Yesterday Lisa wrote about it being International Day of the French Speaking World, and her tongue-in-cheek post was humorous and spot on. (I clicked on the link but couldn't read it because it was written exclusively in French . . . go figure!) I guess the French have a reputation for being, well, rather defensive about their language and culture, so much in fact that they seem to look down their very aristocratic noses at the rest of the world . . . the rest of the world as in, specifically, The United States.

I mean, they did protest the opening of Disneyland Paris.

In all honesty, however, I do understand where they are coming from, and in many ways I admire them for their vigilant protection of the purity of all things French. Today, with advanced technology and travel, the world has become a bit smaller, and language and culture as a national identity is threatened.

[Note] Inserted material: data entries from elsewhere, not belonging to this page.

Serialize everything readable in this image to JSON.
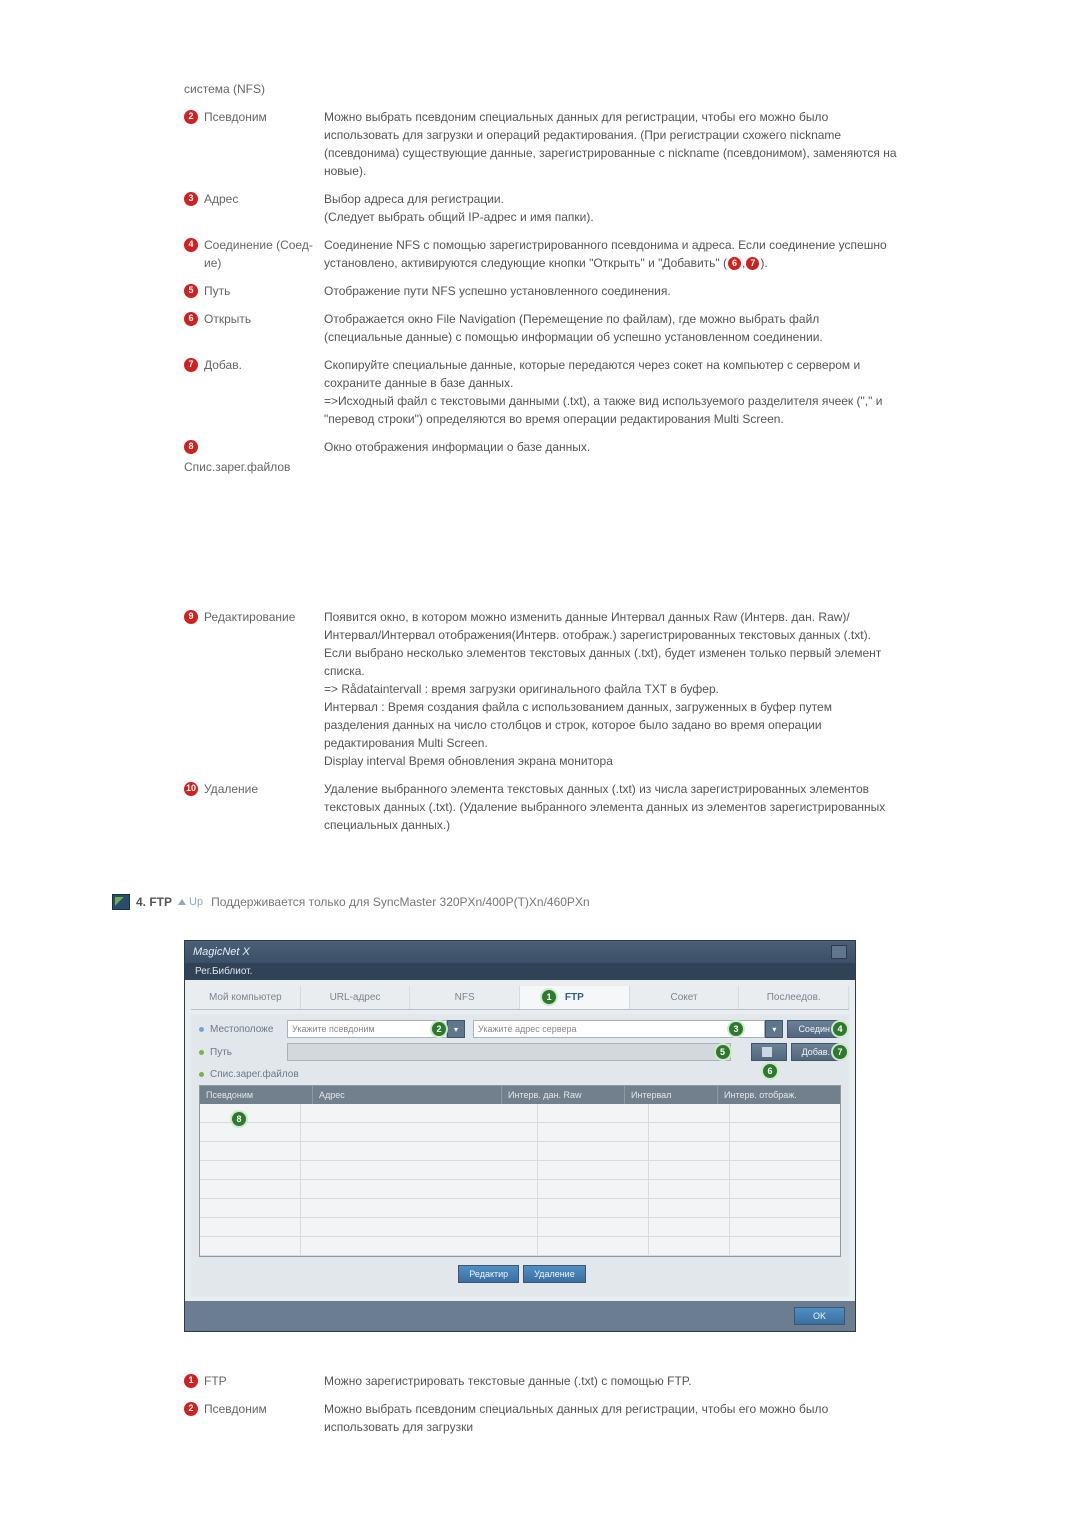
{
  "preline": "система (NFS)",
  "items_top": [
    {
      "n": "2",
      "label": "Псевдоним",
      "desc": "Можно выбрать псевдоним специальных данных для регистрации, чтобы его можно было использовать для загрузки и операций редактирования. (При регистрации схожего nickname (псевдонима) существующие данные, зарегистрированные с nickname (псевдонимом), заменяются на новые)."
    },
    {
      "n": "3",
      "label": "Адрес",
      "desc": "Выбор адреса для регистрации.\n(Следует выбрать общий IP-адрес и имя папки)."
    },
    {
      "n": "4",
      "label": "Соединение (Соед-ие)",
      "desc": "Соединение NFS с помощью зарегистрированного псевдонима и адреса. Если соединение успешно установлено, активируются следующие кнопки \"Открыть\" и \"Добавить\" (",
      "desc_tail": ")."
    },
    {
      "n": "5",
      "label": "Путь",
      "desc": "Отображение пути NFS успешно установленного соединения."
    },
    {
      "n": "6",
      "label": "Открыть",
      "desc": "Отображается окно File Navigation (Перемещение по файлам), где можно выбрать файл (специальные данные) с помощью информации об успешно установленном соединении."
    },
    {
      "n": "7",
      "label": "Добав.",
      "desc": "Скопируйте специальные данные, которые передаются через сокет на компьютер с сервером и сохраните данные в базе данных.\n=>Исходный файл с текстовыми данными (.txt), а также вид используемого разделителя ячеек (\",\" и \"перевод строки\") определяются во время операции редактирования Multi Screen."
    },
    {
      "n": "8",
      "label": "Спис.зарег.файлов",
      "desc": "Окно отображения информации о базе данных.",
      "full": true
    },
    {
      "n": "9",
      "label": "Редактирование",
      "desc": "Появится окно, в котором можно изменить данные Интервал данных Raw (Интерв. дан. Raw)/Интервал/Интервал отображения(Интерв. отображ.) зарегистрированных текстовых данных (.txt).\nЕсли выбрано несколько элементов текстовых данных (.txt), будет изменен только первый элемент списка.\n=> Rådataintervall : время загрузки оригинального файла TXT в буфер.\nИнтервал : Время создания файла с использованием данных, загруженных в буфер путем разделения данных на число столбцов и строк, которое было задано во время операции редактирования Multi Screen.\nDisplay interval Время обновления экрана монитора"
    },
    {
      "n": "10",
      "label": "Удаление",
      "desc": "Удаление выбранного элемента текстовых данных (.txt) из числа зарегистрированных элементов текстовых данных (.txt). (Удаление выбранного элемента данных из элементов зарегистрированных специальных данных.)"
    }
  ],
  "inline_refs": {
    "a": "6",
    "b": "7"
  },
  "section": {
    "title": "4. FTP",
    "up": "Up",
    "note": "Поддерживается только для SyncMaster 320PXn/400P(T)Xn/460PXn"
  },
  "app": {
    "title": "MagicNet X",
    "reg": "Рег.Библиот.",
    "tabs": [
      "Мой компьютер",
      "URL-адрес",
      "NFS",
      "FTP",
      "Сокет",
      "Послеедов."
    ],
    "active_tab": 3,
    "row_loc_label": "Местоположе",
    "row_loc_ph": "Укажите псевдоним",
    "row_addr_ph": "Укажите адрес сервера",
    "btn_conn": "Соедин",
    "row_path_label": "Путь",
    "btn_add": "Добав.",
    "row_list_label": "Спис.зарег.файлов",
    "th": [
      "Псевдоним",
      "Адрес",
      "Интерв. дан. Raw",
      "Интервал",
      "Интерв. отображ."
    ],
    "btn_edit": "Редактир",
    "btn_del": "Удаление",
    "btn_ok": "OK"
  },
  "items_bottom": [
    {
      "n": "1",
      "label": "FTP",
      "desc": "Можно зарегистрировать текстовые данные (.txt) с помощью FTP."
    },
    {
      "n": "2",
      "label": "Псевдоним",
      "desc": "Можно выбрать псевдоним специальных данных для регистрации, чтобы его можно было использовать для загрузки"
    }
  ]
}
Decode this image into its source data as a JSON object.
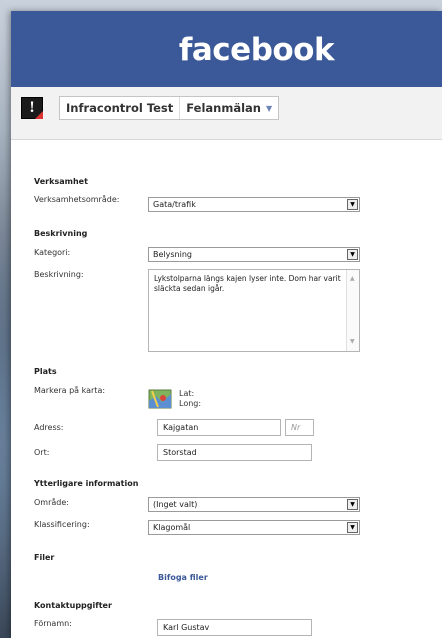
{
  "header": {
    "logo": "facebook"
  },
  "appbar": {
    "crumbs": [
      {
        "label": "Infracontrol Test"
      },
      {
        "label": "Felanmälan",
        "caret": "▼"
      }
    ]
  },
  "form": {
    "verksamhet": {
      "title": "Verksamhet",
      "area_label": "Verksamhetsområde:",
      "area_value": "Gata/trafik"
    },
    "beskrivning": {
      "title": "Beskrivning",
      "kategori_label": "Kategori:",
      "kategori_value": "Belysning",
      "beskrivning_label": "Beskrivning:",
      "beskrivning_value": "Lykstolparna längs kajen lyser inte. Dom har varit släckta sedan igår."
    },
    "plats": {
      "title": "Plats",
      "map_label": "Markera på karta:",
      "lat_label": "Lat:",
      "long_label": "Long:",
      "adress_label": "Adress:",
      "adress_value": "Kajgatan",
      "nr_placeholder": "Nr",
      "ort_label": "Ort:",
      "ort_value": "Storstad"
    },
    "ytterligare": {
      "title": "Ytterligare information",
      "omrade_label": "Område:",
      "omrade_value": "(Inget valt)",
      "klass_label": "Klassificering:",
      "klass_value": "Klagomål"
    },
    "filer": {
      "title": "Filer",
      "link": "Bifoga filer"
    },
    "kontakt": {
      "title": "Kontaktuppgifter",
      "fornamn_label": "Förnamn:",
      "fornamn_value": "Karl Gustav"
    }
  },
  "colors": {
    "brand": "#3b5998",
    "link": "#3b5998"
  }
}
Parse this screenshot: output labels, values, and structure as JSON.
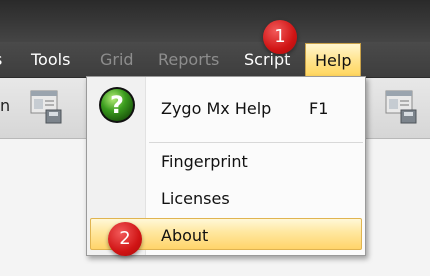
{
  "menubar": {
    "items": [
      {
        "label": "Tools",
        "enabled": true
      },
      {
        "label": "Grid",
        "enabled": false
      },
      {
        "label": "Reports",
        "enabled": false
      },
      {
        "label": "Script",
        "enabled": true
      },
      {
        "label": "Help",
        "enabled": true,
        "active": true
      }
    ]
  },
  "toolbar": {
    "partial_label": "n",
    "icons": [
      "form-window-icon",
      "form-window-icon"
    ]
  },
  "help_menu": {
    "items": [
      {
        "label": "Zygo Mx Help",
        "shortcut": "F1",
        "icon": "help-question-icon"
      },
      {
        "label": "Fingerprint"
      },
      {
        "label": "Licenses"
      },
      {
        "label": "About",
        "highlighted": true
      }
    ]
  },
  "annotations": {
    "step1": "1",
    "step2": "2"
  },
  "colors": {
    "menubar_bg": "#404040",
    "highlight": "#ffe48f",
    "badge": "#d01414",
    "help_icon_green": "#3a9c1e"
  }
}
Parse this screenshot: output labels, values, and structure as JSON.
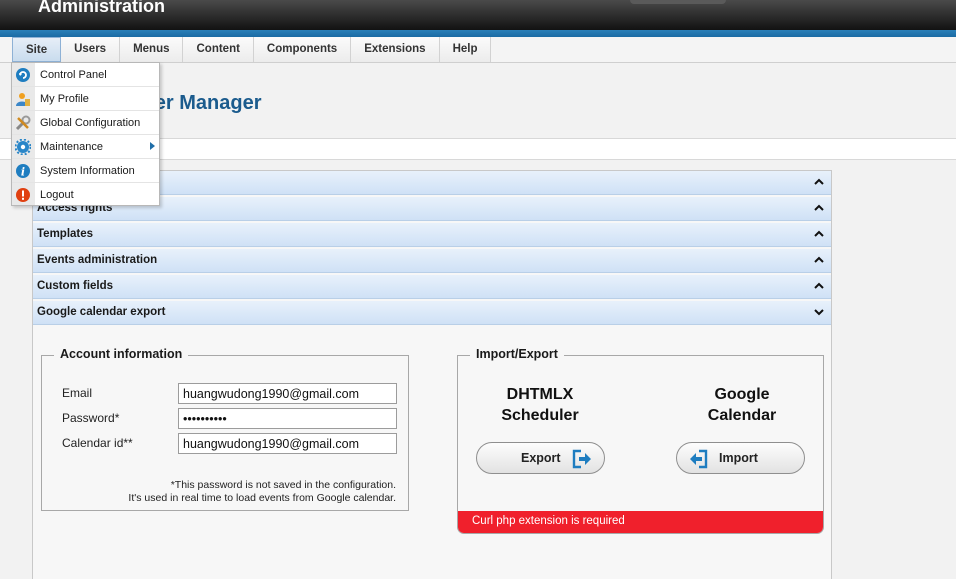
{
  "header": {
    "title": "Administration"
  },
  "menubar": {
    "items": [
      "Site",
      "Users",
      "Menus",
      "Content",
      "Components",
      "Extensions",
      "Help"
    ]
  },
  "site_menu": {
    "items": [
      {
        "label": "Control Panel",
        "icon": "control-panel-icon"
      },
      {
        "label": "My Profile",
        "icon": "profile-icon"
      },
      {
        "label": "Global Configuration",
        "icon": "tools-icon"
      },
      {
        "label": "Maintenance",
        "icon": "gear-icon",
        "has_submenu": true
      },
      {
        "label": "System Information",
        "icon": "info-icon"
      },
      {
        "label": "Logout",
        "icon": "logout-icon"
      }
    ]
  },
  "page": {
    "title_visible": "uler Manager"
  },
  "sections": [
    {
      "label": "",
      "state": "collapsed"
    },
    {
      "label": "Access rights",
      "state": "collapsed"
    },
    {
      "label": "Templates",
      "state": "collapsed"
    },
    {
      "label": "Events administration",
      "state": "collapsed"
    },
    {
      "label": "Custom fields",
      "state": "collapsed"
    },
    {
      "label": "Google calendar export",
      "state": "expanded"
    }
  ],
  "account": {
    "legend": "Account information",
    "email_label": "Email",
    "email_value": "huangwudong1990@gmail.com",
    "password_label": "Password*",
    "password_value": "••••••••••",
    "calendar_label": "Calendar id**",
    "calendar_value": "huangwudong1990@gmail.com",
    "note_line1": "*This password is not saved in the configuration.",
    "note_line2": "It's used in real time to load events from Google calendar."
  },
  "import_export": {
    "legend": "Import/Export",
    "left_title_1": "DHTMLX",
    "left_title_2": "Scheduler",
    "right_title_1": "Google",
    "right_title_2": "Calendar",
    "export_label": "Export",
    "import_label": "Import",
    "error": "Curl php extension is required"
  },
  "colors": {
    "accent": "#1b5b8d",
    "section_bg": "#cfe1f6",
    "error": "#f0202c",
    "header": "#121212"
  }
}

I have noticed this myself in my travels to Italy. The Italian language is peppered with English, not only with technological and scientific terms, but also in everyday language. As an example, even if you don't know a word of Italian, I'm sure you won't have any problems understanding the following sentences.
  • Andiamo a fare un picnic questo weekend?
  • Vado a fare il jogging. Ciao!
  • Ho tanto stress oggi.
Then, a recent show on the travel channel listed the top ten McDonald's restaurants in the world. The #1 McDonald's? In Rome, Italy. Right there next to the Spanish Steps. Mamma Mia!

Of course, cultures and languages are going to intermingle; they will continue to overlap; and they will even borrow from each other. But I do think we need to preserve who we are, where we live, what languages we speak, what traditions we have . . . all these things that are the essence of who we are.

It's good to celebrate our national identities . . . and it's good to celebrate each other's.

So I may poke fun of French snobbery, but I celebrate their tradition. Just as I celebrate the living chess tournament in Marostica, Italy, the bull running in Pamplona, Spain, and the chitlin' strut festival in Salley, South Carolina.

It is, after all, a wonderful world.

7 comments:

Karen said...

Are you serious? They protested opening The Happiest Place On Earth in their own country?

Lisa said...

It really is an interesting thing to contemplate ~ and a hard concept for Americans, especially, to get our brains around, because we are SO much a melting pot of so many cultures. We're a mishmosh, so the more mishmosh, the more purely American to us. But, I totally respect the idea of national identity among nations who have an identity! I think, in a way, Americans do envy that. (I just love that living chess tournament! I wanna do that!)

Burgh Baby's Mom said...

How appropriate that they borrowed "stress" from English. We do it better than any other culture, that's for sure.

I LOVE Disney Paris. The Space Mountain there is worlds better than the one in Orlando. It's a good thing the protestors weren't particularily effective.

E said...

And their cafes...oh and their sauces...and their shoes...and, oh my...

Kellan said...

Yes it is - a wonderful world.

Hi Bia - nice to see you - hope you are well. Take care - Kellan

Wendy said...

Bia - I'm glad the French are French, but I do remember two distinctly different impressions of France when I went there. I went with a small Sal. Army brass quintet to help a Northern France (Lille) corps with their Christmas kettles. They were the warmest, most welcoming people I have ever met! A few months later, a Parisian officer offered to host me for a weekend. I was snubbed by so many people in Paris for attempting to ask a question. My host was kind, of course, but I thought, if I ever go back, I'm heading to the North of France!

Maria said...

I love to celebrate our Russian heritage. The running of the bull, I must admit though, is not something I like to celebrate. I love to hear about your Italian heritage.